Coline Pavot

What truly counts

Fiduciary duty is at the heart of the trustful relationship we maintain with our clients. It ensures that those who manage other people’s money act in those people’s interests, rather than in their own. For a long time, such interests were purely financial in nature. But in 2005, the Freshfields report for the UN found that ESG issues were, in fact, essential to the reliability of estimated financial performance and hence, fiduciary duty. And yet, an ESG bashing campaign has recently taken hold in the United States. So how do we know what truly counts?

The issue of materiality

These discussions on the contours of fiduciary duty inform our investor research into companies. For several years now, we have incorporated ESG criteria into our research through the prism of financial materiality, in order to study the environment’s impacts on companies. Some investors want to go further and also research companies’ impact on their environment. This is called the materiality impact. Combining these two dimensions into double materiality is the foundation of recent regulations targeted at companies and investors.

Double materiality & companies

Investigating companies’ impact on their environment means looking into their negative externalities[1]. These negative externalities come at a price that is still too often paid by society.

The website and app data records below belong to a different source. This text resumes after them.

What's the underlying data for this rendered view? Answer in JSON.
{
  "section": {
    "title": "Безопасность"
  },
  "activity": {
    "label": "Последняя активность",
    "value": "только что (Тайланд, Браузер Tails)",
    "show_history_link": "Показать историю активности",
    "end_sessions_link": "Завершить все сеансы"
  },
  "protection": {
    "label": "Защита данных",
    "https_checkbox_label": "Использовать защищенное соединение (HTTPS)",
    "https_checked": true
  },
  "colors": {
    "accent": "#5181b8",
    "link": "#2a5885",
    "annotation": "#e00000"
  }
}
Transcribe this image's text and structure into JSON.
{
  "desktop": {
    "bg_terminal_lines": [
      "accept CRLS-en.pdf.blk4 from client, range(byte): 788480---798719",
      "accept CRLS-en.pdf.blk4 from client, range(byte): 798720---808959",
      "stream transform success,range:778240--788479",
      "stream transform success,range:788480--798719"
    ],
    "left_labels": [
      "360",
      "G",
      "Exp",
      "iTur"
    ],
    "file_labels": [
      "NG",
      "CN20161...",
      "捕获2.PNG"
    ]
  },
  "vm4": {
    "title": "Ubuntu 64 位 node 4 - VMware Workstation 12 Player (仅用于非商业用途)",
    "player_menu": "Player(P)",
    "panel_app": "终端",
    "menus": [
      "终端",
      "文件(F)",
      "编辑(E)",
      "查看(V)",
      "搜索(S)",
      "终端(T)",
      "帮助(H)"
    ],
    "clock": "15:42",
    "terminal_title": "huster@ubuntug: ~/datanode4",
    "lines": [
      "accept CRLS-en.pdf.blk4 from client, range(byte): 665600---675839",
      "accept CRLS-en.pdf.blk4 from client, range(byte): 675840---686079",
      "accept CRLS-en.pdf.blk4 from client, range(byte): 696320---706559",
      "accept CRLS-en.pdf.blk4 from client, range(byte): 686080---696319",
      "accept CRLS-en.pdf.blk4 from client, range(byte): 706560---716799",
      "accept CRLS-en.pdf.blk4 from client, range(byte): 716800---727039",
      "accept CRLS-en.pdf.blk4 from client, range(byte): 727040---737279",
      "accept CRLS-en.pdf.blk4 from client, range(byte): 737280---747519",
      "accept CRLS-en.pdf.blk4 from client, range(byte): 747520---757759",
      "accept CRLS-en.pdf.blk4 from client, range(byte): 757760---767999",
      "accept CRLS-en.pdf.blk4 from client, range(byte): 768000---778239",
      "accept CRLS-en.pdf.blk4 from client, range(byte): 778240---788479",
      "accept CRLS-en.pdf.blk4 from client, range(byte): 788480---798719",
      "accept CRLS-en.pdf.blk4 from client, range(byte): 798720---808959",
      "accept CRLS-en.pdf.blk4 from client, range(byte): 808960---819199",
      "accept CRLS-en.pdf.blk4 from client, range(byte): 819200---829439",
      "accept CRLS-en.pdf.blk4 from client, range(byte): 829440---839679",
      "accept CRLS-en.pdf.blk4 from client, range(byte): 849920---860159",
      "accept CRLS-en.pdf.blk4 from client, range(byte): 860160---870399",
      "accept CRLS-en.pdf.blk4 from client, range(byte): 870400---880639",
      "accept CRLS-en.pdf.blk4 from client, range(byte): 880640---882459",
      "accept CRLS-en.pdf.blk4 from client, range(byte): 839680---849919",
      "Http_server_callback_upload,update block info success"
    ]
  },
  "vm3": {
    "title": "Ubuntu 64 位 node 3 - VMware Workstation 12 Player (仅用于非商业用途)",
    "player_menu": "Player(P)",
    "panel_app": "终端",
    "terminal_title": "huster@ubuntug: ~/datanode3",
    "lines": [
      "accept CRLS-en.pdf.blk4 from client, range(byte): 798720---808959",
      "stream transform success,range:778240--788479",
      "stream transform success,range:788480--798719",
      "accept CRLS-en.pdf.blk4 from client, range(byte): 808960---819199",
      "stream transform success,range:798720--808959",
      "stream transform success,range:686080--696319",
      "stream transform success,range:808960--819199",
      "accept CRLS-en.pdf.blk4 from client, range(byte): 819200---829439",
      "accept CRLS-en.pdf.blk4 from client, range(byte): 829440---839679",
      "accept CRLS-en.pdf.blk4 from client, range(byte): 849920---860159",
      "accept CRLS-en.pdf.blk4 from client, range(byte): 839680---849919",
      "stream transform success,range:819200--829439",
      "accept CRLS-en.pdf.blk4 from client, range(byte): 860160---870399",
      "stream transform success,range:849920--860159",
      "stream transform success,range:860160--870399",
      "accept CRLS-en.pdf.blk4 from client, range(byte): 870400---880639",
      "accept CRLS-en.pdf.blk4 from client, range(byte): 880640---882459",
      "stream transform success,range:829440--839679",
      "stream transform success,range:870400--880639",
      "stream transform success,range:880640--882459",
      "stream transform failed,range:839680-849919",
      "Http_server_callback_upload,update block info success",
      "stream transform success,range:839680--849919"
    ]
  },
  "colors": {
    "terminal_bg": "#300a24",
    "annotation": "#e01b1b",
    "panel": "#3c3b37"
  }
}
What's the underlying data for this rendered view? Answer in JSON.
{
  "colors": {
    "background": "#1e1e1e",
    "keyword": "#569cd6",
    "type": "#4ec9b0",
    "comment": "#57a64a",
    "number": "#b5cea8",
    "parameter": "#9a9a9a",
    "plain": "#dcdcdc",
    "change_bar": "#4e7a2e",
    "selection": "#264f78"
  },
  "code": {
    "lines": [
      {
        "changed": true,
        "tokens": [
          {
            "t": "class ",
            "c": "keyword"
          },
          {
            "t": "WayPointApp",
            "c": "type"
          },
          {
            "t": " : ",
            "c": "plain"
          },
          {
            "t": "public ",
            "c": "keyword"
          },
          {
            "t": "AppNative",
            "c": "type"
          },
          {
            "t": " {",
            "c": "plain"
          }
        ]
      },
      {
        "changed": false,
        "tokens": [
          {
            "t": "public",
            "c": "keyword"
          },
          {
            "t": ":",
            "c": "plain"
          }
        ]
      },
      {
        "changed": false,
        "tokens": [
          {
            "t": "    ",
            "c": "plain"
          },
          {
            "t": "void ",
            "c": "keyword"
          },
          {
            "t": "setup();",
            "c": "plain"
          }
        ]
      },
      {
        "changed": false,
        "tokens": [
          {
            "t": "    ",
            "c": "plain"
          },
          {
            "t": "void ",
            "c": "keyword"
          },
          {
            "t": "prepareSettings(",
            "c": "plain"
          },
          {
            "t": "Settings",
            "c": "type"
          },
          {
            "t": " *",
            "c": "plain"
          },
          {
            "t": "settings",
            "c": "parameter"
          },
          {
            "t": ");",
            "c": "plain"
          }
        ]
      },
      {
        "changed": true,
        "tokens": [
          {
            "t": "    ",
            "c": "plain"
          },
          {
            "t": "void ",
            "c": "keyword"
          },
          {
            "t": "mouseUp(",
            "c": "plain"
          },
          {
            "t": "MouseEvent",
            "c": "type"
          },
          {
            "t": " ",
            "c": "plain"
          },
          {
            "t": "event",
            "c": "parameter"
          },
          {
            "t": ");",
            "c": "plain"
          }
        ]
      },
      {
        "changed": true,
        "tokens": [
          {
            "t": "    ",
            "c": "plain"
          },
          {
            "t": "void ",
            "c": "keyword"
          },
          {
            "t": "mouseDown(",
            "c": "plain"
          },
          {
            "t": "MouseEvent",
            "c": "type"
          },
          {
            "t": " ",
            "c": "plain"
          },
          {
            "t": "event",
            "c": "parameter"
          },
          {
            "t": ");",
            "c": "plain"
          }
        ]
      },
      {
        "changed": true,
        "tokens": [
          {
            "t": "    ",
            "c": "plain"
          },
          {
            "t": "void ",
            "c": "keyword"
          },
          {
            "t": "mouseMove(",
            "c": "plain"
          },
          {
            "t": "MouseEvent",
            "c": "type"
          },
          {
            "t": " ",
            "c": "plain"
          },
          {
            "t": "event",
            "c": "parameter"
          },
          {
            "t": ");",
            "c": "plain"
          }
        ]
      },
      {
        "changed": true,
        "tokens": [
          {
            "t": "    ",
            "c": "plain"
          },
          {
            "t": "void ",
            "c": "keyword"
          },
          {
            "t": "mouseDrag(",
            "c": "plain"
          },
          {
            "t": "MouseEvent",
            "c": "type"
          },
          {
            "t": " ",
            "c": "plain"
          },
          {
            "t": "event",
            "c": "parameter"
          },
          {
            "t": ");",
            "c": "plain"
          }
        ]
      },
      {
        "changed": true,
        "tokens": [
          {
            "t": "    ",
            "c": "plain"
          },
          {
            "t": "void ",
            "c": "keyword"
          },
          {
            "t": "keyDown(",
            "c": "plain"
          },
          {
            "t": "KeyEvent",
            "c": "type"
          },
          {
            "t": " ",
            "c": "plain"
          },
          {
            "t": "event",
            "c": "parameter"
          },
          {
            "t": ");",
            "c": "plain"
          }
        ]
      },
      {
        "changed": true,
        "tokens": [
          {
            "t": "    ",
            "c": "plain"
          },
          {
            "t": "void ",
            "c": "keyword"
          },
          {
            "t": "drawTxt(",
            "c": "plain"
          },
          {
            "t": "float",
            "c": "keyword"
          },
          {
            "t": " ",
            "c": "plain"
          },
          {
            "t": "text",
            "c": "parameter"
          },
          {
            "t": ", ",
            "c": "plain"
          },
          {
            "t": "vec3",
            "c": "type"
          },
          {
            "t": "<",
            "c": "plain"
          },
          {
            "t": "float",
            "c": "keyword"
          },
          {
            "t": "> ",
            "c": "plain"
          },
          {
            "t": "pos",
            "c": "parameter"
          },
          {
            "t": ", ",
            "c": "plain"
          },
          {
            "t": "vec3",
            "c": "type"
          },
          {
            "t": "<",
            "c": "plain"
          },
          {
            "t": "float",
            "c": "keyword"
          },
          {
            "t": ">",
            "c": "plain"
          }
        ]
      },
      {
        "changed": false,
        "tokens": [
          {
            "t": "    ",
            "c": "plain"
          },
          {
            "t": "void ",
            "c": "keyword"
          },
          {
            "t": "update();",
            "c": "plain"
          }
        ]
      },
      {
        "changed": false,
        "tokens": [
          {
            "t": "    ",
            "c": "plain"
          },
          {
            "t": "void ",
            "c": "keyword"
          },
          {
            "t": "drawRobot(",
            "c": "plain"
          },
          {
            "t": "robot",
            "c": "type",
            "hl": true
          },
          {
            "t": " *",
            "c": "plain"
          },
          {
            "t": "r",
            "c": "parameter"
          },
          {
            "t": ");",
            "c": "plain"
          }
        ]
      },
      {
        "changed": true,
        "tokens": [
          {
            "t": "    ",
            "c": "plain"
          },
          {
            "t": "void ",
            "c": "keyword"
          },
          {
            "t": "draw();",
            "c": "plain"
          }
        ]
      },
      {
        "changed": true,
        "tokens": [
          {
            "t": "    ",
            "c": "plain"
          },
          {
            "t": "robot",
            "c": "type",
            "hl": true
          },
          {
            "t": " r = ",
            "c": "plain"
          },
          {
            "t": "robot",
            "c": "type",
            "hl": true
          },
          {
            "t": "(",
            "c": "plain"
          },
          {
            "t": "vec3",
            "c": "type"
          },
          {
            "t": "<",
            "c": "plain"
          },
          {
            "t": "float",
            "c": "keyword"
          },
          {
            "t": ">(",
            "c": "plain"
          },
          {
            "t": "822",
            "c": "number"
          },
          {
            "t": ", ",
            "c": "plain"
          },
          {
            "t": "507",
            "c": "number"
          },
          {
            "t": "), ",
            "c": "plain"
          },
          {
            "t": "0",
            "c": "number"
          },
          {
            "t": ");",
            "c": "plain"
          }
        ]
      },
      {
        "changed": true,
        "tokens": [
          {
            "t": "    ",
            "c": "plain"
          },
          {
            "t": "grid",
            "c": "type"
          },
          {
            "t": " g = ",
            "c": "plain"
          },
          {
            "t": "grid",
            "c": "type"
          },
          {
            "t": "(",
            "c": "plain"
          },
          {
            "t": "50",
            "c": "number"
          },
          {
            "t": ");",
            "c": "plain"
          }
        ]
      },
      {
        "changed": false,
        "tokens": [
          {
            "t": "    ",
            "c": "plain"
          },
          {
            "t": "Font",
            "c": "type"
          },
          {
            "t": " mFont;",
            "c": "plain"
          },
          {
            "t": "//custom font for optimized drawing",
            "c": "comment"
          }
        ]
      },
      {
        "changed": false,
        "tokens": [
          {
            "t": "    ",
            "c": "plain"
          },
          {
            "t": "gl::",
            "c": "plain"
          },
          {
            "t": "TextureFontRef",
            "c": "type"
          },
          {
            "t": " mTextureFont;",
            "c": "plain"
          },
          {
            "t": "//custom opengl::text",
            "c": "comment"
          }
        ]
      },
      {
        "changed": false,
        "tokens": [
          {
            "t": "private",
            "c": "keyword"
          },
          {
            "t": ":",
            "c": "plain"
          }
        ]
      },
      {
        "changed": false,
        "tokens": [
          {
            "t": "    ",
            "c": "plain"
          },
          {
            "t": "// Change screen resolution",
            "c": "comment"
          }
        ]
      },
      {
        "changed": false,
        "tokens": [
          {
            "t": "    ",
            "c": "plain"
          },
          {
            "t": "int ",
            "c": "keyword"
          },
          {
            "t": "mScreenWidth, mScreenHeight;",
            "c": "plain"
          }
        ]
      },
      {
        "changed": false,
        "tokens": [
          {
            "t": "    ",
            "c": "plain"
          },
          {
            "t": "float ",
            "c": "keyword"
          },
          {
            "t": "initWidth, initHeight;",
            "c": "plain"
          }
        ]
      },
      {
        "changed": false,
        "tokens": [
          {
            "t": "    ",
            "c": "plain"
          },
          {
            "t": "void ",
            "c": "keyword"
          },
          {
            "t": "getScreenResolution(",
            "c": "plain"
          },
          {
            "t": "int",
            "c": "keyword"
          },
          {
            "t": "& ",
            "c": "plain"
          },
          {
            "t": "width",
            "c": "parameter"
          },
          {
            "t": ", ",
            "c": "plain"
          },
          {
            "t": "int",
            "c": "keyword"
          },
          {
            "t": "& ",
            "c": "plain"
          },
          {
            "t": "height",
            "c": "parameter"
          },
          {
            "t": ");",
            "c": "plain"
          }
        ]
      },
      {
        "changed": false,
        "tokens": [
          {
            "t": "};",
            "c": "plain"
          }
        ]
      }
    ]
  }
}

However, companies are increasingly being asked to internalise their externalities, such as through the carbon market or the European directive on due diligence requiring major companies to process their negative impacts on human rights and the environment in their value chains. In Europe, the work of EFRAG[2] providing a framework for the Corporate Sustainability Reporting Directive (CSRD[3]) is working towards making double-materiality reporting mandatory. This aggressive stance, which is not shared by English-speaking countries, as seen in the work of the ISSB[4] or the SEC[5], would have the virtue of forcing companies to make public their negative impacts, with the option of limiting such impacts (through regulations, taxes, etc.). This is a way of moving from an economic system built at the expense of the rest of the world to a system built within the limits of this world! This is a timely revolution as resources becoming increasingly scarce.

Double materiality & investors

Driven by regulations such as SFDR, the Sustainable Finance Disclosure Regulation, this revolution is also impacting investors by making them anticipate the societal impact of investment choices, limit their negative externalities, and even maximise their positive impacts. This momentum is sharpening the financial world’s awareness of its responsibility in changing this paradigm. In the field, impact investors are showing the way, aware that while some sustainability factors have no short-term impact or direct cost on their investments, they do have a high cost for society and, ultimately, an indirect cost to companies. Companies’ increased maturity, being driven by CSRD, is likely to speed up the tempo by providing access to better-quality data on which they can base investment decisions.

Double materiality is a societal choice. We must all rally together to build a more sustainable world in which no negative impacts are taken lightly but, rather, are weighed for their costs and benefits to society. Aware of the role it plays, LFDE is working on integrating double materiality more and more into all its investment decisions… so that we can keep in mind what truly counts!


Coline Pavot, Head of Responsible Investment Research at La Financière de l’Echiquier (LFDE)


[1] A situation in which an economic agent’s activity causes adverse societal impacts

[2] European Financial Reporting Advisory Group

[3] Corporate Sustainable Reporting Directive

[4] International Sustainability Standards Board

[5] Securities and Exchange Commission